Before starting to prepare the surface, it is extremely important that sources of moisture entry into the surface are eliminated. Be sure that roof overhangs, gutters and downspouts are in good working order to carry water away from the house and that they are kept that way. If moisture entry from internal sources is suspected, these sources must be found and eliminated. If necessary, attic louvers, moisture vents or exhaust fans should be installed to allow the escape of internal moisture.
GENERAL EXTERIOR CLEANING PREPARATIONBare or previously painted surfaces must be clean. Dust, dirt, grease, oil and other surface residue must be removed before painting. The little extra time that it takes to clean and prepare the surface properly will produce a better looking, longer lasting finish and will save time and money in the long run.
Surface may be cleaned by scrubbing with a long handled scrub brush using detergent and water (or an appropriate siding cleaner). Scrub the siding from the bottom up to prevent streaking. Be sure to scrub under the eaves to remove residue. Rinse thoroughly with a garden hose immediately after a section is scrubbed. This scrubbing will also insure the removal of chalk which is necessary to assure good adhesion.

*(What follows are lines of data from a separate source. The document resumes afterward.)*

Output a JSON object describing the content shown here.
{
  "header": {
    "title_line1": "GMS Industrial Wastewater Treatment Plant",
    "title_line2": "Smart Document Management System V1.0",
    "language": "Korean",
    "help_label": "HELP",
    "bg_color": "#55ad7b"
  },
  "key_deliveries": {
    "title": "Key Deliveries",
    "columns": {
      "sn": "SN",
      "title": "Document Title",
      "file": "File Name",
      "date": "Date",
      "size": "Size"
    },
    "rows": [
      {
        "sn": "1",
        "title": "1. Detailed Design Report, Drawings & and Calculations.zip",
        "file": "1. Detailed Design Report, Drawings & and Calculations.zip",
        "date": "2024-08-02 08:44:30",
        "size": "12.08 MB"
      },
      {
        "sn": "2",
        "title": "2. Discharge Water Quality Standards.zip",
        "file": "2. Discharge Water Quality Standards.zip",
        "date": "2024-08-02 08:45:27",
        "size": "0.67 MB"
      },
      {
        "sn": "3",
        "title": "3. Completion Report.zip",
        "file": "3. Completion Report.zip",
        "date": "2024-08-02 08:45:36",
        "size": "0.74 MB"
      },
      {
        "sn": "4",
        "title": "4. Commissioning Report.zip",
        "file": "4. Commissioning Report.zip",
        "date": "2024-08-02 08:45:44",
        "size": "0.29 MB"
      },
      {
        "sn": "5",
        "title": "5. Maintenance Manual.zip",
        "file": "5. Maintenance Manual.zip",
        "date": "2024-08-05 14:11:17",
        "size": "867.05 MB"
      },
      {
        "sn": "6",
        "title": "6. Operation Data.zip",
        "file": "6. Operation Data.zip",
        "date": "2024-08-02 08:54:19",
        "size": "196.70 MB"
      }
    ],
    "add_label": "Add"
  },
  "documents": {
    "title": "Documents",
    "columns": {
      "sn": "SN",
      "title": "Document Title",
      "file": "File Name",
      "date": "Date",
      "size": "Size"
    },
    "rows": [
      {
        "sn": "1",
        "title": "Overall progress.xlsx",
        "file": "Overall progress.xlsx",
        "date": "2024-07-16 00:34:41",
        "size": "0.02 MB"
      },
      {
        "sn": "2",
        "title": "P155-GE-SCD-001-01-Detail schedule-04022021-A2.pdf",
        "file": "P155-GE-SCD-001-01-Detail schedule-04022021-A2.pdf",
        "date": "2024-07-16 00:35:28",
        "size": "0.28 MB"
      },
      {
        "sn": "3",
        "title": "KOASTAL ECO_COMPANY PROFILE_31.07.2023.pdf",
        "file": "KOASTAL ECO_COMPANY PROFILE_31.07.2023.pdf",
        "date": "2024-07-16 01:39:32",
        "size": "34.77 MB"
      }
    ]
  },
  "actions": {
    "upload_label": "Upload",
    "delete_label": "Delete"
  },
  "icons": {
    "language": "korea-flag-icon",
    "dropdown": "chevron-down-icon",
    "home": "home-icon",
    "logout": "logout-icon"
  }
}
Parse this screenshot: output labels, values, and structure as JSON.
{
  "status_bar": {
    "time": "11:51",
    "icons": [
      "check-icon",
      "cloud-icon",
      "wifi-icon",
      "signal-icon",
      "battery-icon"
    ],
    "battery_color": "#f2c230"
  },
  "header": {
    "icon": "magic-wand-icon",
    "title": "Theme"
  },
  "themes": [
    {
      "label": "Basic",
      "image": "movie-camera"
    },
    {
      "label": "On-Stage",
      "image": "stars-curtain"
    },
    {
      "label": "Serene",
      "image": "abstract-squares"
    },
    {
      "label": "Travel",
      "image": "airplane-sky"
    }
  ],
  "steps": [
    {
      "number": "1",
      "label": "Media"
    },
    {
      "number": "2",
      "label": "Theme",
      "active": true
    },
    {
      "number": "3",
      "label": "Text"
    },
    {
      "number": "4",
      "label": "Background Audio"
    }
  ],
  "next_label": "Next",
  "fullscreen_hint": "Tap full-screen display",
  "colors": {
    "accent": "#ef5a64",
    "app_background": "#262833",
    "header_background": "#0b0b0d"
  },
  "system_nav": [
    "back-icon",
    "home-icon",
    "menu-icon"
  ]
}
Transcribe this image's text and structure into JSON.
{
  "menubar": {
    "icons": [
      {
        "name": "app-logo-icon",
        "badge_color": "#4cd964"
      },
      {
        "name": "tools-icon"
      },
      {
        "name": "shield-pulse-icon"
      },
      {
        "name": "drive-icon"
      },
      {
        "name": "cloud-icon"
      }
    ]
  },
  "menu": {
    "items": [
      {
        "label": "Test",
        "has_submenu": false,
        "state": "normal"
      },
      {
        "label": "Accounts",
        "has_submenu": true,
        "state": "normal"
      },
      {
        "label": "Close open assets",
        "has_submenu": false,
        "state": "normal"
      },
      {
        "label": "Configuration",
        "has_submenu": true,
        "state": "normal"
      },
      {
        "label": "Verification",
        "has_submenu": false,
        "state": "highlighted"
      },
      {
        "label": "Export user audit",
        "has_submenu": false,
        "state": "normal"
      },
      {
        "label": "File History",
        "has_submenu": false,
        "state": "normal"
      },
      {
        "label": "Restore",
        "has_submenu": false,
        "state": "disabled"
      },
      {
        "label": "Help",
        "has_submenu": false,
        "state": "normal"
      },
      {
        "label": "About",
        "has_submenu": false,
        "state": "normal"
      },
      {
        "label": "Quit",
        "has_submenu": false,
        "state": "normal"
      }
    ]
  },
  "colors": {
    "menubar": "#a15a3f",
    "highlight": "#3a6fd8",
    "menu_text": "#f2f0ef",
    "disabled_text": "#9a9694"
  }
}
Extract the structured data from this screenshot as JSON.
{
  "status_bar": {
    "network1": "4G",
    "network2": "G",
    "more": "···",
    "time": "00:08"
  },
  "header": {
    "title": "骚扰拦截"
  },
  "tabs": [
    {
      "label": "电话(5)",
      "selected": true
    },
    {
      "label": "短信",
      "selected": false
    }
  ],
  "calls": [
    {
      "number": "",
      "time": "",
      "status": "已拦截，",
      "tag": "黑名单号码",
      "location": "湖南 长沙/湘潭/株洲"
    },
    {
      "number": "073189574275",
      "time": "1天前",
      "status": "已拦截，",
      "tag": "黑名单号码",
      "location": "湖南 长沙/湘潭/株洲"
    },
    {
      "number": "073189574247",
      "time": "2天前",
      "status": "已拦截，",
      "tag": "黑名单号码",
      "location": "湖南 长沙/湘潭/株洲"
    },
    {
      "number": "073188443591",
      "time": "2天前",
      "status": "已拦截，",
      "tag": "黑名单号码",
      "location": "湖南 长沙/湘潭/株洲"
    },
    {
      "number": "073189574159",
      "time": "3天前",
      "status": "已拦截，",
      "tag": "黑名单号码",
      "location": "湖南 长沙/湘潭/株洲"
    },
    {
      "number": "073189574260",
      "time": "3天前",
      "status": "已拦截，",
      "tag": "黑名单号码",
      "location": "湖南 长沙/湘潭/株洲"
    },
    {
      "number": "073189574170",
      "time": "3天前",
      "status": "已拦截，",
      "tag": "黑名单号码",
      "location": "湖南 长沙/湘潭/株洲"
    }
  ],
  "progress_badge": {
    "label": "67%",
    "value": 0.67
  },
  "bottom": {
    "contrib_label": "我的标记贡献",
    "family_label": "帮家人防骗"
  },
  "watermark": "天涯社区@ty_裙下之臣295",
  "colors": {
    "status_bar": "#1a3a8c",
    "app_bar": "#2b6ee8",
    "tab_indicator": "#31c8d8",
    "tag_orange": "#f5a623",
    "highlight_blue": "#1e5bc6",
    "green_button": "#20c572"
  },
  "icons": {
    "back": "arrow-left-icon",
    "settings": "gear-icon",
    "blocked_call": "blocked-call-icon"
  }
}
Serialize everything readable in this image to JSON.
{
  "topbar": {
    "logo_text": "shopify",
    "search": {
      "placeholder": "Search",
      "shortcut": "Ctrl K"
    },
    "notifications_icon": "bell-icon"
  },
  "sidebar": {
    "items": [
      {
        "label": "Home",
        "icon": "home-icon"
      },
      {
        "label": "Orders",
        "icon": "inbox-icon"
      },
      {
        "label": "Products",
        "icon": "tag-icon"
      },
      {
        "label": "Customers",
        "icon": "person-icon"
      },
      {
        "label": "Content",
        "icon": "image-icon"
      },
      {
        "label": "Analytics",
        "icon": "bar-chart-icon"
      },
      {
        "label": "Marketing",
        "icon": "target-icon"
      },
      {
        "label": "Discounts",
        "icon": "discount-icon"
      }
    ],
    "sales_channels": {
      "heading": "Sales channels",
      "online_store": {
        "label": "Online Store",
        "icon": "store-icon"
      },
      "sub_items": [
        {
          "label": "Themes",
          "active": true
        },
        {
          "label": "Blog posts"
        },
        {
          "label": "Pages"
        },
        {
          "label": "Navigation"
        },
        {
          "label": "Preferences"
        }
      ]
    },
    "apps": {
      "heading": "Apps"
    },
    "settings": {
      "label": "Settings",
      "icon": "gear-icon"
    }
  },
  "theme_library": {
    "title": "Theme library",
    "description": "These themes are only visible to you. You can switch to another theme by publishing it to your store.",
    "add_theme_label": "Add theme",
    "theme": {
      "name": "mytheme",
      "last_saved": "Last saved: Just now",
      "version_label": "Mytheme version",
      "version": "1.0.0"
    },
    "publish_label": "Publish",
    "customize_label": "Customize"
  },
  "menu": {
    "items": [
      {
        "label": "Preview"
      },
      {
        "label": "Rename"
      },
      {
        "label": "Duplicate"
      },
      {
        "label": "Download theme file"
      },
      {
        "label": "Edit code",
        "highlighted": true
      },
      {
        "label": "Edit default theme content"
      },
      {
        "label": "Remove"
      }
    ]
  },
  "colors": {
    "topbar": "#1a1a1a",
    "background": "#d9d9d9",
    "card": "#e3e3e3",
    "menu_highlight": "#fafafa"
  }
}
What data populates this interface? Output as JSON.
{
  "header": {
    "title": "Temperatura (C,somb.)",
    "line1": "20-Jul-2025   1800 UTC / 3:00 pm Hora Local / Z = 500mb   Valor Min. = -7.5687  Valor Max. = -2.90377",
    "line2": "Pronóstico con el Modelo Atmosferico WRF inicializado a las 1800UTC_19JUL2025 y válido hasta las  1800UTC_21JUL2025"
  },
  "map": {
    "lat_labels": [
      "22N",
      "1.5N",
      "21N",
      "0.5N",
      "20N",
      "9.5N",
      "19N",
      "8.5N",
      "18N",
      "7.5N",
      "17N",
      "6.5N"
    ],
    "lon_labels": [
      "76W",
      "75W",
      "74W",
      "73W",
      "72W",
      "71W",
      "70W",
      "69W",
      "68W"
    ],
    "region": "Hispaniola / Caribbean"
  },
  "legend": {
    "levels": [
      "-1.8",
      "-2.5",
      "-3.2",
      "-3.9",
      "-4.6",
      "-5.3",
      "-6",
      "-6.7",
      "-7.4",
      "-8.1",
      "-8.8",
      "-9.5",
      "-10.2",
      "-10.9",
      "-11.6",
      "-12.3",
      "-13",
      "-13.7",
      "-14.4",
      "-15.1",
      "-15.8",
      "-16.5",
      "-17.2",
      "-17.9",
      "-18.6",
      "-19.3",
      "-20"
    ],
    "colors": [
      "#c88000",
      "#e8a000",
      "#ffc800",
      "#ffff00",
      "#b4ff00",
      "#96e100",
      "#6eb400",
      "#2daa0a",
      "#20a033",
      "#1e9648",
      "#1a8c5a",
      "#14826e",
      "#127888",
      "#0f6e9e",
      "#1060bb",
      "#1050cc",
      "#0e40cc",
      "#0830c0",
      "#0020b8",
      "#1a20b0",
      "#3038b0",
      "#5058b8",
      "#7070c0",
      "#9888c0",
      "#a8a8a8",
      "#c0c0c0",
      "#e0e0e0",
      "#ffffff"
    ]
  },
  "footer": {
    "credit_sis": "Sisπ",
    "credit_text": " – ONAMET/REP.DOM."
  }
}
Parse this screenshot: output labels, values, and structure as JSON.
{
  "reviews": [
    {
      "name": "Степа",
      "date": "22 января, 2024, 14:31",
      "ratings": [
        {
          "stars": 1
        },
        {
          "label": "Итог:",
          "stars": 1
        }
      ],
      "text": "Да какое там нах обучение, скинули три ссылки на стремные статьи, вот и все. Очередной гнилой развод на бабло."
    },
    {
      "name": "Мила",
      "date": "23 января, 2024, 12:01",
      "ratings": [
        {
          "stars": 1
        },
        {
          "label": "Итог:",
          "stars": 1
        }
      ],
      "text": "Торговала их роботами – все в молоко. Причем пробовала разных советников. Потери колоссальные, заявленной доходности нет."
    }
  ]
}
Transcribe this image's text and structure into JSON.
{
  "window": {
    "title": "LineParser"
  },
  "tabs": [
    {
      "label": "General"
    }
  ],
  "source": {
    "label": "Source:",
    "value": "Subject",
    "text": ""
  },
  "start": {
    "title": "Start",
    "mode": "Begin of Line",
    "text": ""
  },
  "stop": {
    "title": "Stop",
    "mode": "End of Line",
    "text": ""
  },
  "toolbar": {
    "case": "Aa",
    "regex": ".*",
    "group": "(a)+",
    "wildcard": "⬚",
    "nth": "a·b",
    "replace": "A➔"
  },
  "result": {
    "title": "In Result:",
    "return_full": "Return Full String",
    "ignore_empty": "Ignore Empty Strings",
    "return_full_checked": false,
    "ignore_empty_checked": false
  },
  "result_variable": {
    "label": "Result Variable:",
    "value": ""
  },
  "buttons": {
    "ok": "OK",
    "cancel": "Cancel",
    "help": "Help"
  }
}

Areas which still appear to be dirty after scrubbing could actually be areas of mildew. These areas should be scrubbed with a solution of 1 part liquid bleach to 3 parts water, allowing the solution to sit 20 - 30 minutes, followed by a thorough hose rinse. Protect hands and eyes with rubber gloves and splash goggles and plants and shrubbery with plastic drop cloths, while working with this bleach solution. If mildew is not removed before painting, it will grow again on the new paint film.
PREPARING BARE, UNPAINTED EXTERIOR SURFACES
Excessive deposits of sap from knots on other areas of the wood should be removed and all such areas should be sealed with a thin coat of exterior oil primer before a full coat of primer is applied.
Countersink nails and spot prime the nail heads and holes with Ace Royal Shield Oil-Based Primer (218A100). When primer has thoroughly dried, fill nail holes with putty. Ferrous nails should be primed with Ace Rust Stop Primer (225A140/141 or 190A140/141).
Caulk all building joints thoroughly to prevent the entry of external moisture. Be sure that all openings around windows, door frames, sills and all other joints and cracks are well caulked. These openings should be primed with oil primer before the caulk is applied.
Prime with Ace Royal Shield Oil-Based Primer (218A100) or Ace Royal Shield Latex Primer (125A100). Primer must be finish coated within 30 days. If not finish coated within 30 days, the primer will collect dirt or become too hard to assure good adhesion of the finish coat and must therefore be reprimed with Ace Royal Shield Oil-Based Primer (218A100). For the same reason, factory primed siding, other than cement board, should be reprimed with Ace Royal Shield Oil-Based Primer (218A100).
Do not paint immediately after or prior to a rain or during foggy weather. The temperature should be above 50° within 4 hours of painting.
Do not dab paint into the space between overlapping boards and seal the wall. The space is necessary to ventilate the wall and the structure.